[Page and application data records]
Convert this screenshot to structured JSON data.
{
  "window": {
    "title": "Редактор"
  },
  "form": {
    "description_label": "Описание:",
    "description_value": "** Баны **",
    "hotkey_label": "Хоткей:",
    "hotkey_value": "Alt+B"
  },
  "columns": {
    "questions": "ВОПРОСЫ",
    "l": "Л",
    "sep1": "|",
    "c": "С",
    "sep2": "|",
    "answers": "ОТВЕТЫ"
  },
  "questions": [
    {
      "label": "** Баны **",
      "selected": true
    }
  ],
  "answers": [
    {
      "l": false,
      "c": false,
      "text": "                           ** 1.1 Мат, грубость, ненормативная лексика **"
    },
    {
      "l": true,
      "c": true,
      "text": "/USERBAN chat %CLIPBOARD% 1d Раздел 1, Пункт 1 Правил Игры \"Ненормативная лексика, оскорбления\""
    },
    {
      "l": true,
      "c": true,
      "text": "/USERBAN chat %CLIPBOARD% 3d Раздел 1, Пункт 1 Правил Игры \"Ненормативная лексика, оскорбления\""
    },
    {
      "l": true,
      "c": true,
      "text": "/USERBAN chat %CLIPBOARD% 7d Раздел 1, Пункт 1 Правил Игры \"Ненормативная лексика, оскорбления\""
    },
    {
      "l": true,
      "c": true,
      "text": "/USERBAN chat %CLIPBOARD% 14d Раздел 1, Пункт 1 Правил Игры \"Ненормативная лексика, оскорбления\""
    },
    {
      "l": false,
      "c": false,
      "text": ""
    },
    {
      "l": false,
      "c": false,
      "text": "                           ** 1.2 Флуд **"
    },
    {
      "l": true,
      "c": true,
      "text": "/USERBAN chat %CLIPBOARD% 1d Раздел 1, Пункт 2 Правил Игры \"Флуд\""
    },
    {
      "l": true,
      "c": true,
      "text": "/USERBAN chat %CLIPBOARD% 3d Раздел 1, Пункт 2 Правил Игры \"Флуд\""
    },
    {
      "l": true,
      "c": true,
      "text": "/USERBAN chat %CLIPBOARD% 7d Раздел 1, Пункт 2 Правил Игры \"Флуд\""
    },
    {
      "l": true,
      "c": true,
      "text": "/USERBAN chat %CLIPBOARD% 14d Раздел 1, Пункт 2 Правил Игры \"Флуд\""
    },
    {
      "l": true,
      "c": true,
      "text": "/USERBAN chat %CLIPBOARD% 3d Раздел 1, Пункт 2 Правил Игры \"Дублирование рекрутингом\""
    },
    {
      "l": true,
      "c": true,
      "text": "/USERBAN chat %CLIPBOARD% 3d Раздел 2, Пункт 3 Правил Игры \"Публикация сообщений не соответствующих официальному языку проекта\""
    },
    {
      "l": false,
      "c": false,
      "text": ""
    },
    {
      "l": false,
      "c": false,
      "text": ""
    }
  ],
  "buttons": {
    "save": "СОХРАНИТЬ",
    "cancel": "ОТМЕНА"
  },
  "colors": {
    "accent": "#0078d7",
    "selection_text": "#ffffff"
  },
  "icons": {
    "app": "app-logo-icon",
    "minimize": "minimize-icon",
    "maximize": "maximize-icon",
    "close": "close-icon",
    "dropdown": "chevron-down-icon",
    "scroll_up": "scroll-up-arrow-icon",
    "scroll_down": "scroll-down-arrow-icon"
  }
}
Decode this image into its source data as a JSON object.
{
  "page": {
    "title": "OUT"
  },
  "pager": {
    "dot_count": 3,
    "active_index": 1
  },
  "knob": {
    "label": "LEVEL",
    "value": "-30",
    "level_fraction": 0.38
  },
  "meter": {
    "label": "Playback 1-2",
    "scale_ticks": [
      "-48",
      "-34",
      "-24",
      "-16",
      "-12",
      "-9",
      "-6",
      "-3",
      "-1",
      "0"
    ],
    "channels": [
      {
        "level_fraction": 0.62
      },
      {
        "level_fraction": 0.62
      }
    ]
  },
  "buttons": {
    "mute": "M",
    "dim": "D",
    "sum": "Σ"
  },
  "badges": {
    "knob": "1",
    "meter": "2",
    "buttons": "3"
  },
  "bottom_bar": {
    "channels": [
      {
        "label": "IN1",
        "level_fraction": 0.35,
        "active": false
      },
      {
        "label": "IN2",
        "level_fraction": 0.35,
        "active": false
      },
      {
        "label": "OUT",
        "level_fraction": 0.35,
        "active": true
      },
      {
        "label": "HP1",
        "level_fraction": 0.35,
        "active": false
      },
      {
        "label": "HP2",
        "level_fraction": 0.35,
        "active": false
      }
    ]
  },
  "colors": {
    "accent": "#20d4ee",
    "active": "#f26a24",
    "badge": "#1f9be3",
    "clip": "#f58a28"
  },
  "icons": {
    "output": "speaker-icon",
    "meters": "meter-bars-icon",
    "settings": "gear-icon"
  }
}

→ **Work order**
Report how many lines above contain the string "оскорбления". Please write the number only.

→ **Solution to this task**
4